    ABSTRACT: This review is a partially personal account of the discovery of virus structure and its implication for virus function. Although I have endeavored to cover all aspects of structural virology and to acknowledge relevant individuals, I know that I have favored taking examples from my own experience in telling this story. I am anxious to apologize to all those who I might have unintentionally offended by omitting their work. The first knowledge of virus structure was a result of Stanley's studies of tobacco mosaic virus (TMV) and the subsequent X-ray fiber diffraction analysis by Bernal and Fankuchen in the 1930s. At about the same time it became apparent that crystals of small RNA plant and animal viruses could diffract X-rays, demonstrating that viruses must have distinct and unique structures. More advances were made in the 1950s with the realization by Watson and Crick that viruses might have icosahedral symmetry. With the improvement of experimental and computational techniques in the 1970s, it became possible to determine the three-dimensional, near-atomic resolution structures of some small icosahedral plant and animal RNA viruses. It was a great surprise that the protecting capsids of the first virus structures to be determined had the same architecture. The capsid proteins of these viruses all had a 'jelly-roll' fold and, furthermore, the organization of the capsid protein in the virus were similar, suggesting a common ancestral virus from which many of today's viruses have evolved. By this time a more detailed structure of TMV had also been established, but both the architecture and capsid protein fold were quite different to that of the icosahedral viruses. The small icosahedral RNA virus structures were also informative of how and where cellular receptors, anti-viral compounds, and neutralizing antibodies bound to these viruses. However, larger lipid membrane enveloped viruses did not form sufficiently ordered crystals to obtain good X-ray diffraction. Starting in the 1990s, these enveloped viruses were studied by combining cryo-electron microscopy of the whole virus with X-ray crystallography of their protein components. These structures gave information on virus assembly, virus neutralization by antibodies, and virus fusion with and entry into the host cell. The same techniques were also employed in the study of complex bacteriophages that were too large to crystallize. Nevertheless, there still remained many pleomorphic, highly pathogenic viruses that lacked the icosahedral symmetry and homogeneity that had made the earlier structural investigations possible. Currently some of these viruses are starting to be studied by combining X-ray crystallography with cryo-electron tomography.

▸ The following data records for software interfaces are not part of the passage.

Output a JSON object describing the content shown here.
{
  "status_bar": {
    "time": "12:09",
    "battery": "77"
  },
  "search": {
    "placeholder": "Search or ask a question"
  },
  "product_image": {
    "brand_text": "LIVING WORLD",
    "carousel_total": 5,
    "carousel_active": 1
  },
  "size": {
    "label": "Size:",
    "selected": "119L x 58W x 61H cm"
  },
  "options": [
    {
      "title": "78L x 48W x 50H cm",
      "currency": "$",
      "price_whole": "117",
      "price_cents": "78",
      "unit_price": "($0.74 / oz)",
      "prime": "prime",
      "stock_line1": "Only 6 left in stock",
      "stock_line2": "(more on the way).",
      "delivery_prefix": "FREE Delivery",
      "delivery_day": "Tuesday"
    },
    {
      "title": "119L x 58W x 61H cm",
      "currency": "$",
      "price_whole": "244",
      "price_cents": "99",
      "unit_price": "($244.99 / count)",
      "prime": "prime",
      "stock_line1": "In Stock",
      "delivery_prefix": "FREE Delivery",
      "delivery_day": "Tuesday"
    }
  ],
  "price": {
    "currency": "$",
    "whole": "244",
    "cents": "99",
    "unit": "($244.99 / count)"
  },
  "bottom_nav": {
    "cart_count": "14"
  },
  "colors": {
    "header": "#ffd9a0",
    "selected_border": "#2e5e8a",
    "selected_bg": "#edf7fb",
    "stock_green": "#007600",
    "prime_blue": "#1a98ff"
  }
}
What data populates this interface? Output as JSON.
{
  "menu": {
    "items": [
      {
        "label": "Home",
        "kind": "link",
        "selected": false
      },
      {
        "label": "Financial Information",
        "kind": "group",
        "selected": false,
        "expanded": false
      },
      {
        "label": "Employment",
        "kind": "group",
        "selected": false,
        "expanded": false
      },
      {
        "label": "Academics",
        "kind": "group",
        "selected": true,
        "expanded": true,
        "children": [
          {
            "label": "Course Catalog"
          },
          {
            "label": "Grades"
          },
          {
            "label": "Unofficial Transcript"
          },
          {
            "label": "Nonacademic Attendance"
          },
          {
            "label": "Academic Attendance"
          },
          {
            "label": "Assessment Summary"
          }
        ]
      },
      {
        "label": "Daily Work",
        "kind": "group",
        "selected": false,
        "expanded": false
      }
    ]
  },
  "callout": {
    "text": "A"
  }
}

    Quarterly Reviews of Biophysics 05/2013; 46(2):133-80. DOI:10.1017/S0033583513000012 · 7.81 Impact Factor
Show more